Find the line that contains "Decode this image". Output it and every line after it to the end of the records, exactly as they appear.

[Dataset items]
-- Opening Marker --

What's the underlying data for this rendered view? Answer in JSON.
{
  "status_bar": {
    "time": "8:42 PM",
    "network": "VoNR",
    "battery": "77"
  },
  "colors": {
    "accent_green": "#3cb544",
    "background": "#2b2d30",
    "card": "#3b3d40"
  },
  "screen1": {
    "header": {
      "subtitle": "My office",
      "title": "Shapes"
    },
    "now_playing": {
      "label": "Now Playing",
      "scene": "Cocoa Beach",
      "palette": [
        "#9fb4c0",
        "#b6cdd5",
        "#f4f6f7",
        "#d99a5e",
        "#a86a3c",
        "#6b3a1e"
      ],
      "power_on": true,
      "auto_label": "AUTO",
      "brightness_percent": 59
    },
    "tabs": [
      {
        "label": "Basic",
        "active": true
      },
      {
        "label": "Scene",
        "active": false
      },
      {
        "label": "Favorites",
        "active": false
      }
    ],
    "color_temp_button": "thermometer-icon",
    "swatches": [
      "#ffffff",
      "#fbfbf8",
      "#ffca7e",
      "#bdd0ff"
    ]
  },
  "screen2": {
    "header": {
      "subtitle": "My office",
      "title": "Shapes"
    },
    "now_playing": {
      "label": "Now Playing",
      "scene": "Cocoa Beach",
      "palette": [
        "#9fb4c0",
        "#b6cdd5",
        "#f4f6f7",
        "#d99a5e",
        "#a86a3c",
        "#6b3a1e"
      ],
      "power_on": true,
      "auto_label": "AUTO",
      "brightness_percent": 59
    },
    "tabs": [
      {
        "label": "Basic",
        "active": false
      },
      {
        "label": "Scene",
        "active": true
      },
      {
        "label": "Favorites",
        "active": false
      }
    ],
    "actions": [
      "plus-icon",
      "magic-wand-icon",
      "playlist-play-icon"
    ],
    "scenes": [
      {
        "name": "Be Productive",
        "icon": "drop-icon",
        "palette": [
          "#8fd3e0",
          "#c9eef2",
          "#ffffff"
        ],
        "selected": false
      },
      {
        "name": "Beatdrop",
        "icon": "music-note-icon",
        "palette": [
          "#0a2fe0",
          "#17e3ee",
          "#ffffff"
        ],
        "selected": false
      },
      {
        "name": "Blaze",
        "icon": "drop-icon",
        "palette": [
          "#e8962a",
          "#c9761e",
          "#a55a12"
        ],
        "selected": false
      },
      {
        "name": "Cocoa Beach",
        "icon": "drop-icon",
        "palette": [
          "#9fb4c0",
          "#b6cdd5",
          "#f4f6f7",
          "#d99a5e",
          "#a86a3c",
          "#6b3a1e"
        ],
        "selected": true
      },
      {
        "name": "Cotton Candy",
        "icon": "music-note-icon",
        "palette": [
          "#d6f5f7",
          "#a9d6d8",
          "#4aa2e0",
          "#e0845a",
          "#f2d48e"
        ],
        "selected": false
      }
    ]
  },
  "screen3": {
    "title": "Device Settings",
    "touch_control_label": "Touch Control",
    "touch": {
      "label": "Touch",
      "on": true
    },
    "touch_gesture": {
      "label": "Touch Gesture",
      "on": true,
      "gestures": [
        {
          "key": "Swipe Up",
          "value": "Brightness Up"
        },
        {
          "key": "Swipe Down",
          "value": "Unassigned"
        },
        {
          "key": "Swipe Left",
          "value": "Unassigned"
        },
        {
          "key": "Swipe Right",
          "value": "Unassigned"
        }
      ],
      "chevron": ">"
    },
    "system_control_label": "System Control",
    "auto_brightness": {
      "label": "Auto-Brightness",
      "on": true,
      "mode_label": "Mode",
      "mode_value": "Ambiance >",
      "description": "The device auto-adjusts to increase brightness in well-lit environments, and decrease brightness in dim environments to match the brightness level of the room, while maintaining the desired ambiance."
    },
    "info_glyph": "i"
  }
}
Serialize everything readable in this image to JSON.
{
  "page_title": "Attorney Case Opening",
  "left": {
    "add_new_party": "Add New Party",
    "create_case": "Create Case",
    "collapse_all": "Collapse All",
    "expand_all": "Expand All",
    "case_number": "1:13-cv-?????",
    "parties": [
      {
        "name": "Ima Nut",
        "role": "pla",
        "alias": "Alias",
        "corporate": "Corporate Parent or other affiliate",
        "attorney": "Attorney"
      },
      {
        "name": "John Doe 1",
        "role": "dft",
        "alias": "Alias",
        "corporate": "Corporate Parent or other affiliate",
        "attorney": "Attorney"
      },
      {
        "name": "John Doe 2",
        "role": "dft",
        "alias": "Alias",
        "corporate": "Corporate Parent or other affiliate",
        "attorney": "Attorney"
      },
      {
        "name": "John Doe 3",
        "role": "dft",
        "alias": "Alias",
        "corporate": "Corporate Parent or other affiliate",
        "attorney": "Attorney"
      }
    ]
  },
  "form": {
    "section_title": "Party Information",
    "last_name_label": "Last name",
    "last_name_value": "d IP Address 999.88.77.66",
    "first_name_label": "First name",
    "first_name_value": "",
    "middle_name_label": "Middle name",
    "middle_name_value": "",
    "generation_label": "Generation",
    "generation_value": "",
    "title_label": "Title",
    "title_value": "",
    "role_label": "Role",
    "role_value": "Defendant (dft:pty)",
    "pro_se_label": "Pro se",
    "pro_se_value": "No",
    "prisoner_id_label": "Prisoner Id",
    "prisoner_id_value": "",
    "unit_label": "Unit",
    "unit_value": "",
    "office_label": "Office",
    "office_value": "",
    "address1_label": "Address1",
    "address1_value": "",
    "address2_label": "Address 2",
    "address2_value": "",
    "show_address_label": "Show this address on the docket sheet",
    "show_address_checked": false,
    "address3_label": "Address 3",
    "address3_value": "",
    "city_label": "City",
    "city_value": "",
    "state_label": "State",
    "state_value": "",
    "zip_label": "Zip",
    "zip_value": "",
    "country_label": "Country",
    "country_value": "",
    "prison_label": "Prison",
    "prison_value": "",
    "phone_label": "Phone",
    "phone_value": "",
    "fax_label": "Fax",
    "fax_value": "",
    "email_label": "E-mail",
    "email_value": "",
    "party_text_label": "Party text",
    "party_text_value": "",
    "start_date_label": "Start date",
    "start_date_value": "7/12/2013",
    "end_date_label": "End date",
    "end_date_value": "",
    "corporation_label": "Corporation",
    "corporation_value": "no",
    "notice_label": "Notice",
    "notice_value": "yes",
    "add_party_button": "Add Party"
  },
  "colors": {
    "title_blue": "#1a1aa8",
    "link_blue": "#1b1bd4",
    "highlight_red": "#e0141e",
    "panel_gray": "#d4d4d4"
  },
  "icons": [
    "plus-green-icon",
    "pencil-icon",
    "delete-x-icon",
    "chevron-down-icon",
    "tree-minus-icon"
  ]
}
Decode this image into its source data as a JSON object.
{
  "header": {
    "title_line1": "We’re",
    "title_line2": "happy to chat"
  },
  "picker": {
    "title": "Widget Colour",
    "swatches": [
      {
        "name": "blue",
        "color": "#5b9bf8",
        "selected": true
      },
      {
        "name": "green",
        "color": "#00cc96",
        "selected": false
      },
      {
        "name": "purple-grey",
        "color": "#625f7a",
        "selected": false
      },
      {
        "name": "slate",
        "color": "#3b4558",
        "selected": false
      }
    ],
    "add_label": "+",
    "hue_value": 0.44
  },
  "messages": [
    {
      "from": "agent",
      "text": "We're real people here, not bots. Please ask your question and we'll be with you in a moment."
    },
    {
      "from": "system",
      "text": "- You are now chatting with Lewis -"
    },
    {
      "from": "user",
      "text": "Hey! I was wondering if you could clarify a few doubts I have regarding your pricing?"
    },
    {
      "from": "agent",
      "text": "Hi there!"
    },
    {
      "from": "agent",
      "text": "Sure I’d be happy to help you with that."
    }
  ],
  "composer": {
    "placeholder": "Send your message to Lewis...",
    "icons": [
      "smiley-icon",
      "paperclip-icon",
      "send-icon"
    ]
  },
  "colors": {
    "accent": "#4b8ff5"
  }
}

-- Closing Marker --

Result -
Decode this image into its source data as a JSON object.
{
  "header": {
    "title_line1": "We’re",
    "title_line2": "happy to chat"
  },
  "picker": {
    "title": "Widget Colour",
    "swatches": [
      {
        "name": "blue",
        "color": "#5b9bf8",
        "selected": true
      },
      {
        "name": "green",
        "color": "#00cc96",
        "selected": false
      },
      {
        "name": "purple-grey",
        "color": "#625f7a",
        "selected": false
      },
      {
        "name": "slate",
        "color": "#3b4558",
        "selected": false
      }
    ],
    "add_label": "+",
    "hue_value": 0.44
  },
  "messages": [
    {
      "from": "agent",
      "text": "We're real people here, not bots. Please ask your question and we'll be with you in a moment."
    },
    {
      "from": "system",
      "text": "- You are now chatting with Lewis -"
    },
    {
      "from": "user",
      "text": "Hey! I was wondering if you could clarify a few doubts I have regarding your pricing?"
    },
    {
      "from": "agent",
      "text": "Hi there!"
    },
    {
      "from": "agent",
      "text": "Sure I’d be happy to help you with that."
    }
  ],
  "composer": {
    "placeholder": "Send your message to Lewis...",
    "icons": [
      "smiley-icon",
      "paperclip-icon",
      "send-icon"
    ]
  },
  "colors": {
    "accent": "#4b8ff5"
  }
}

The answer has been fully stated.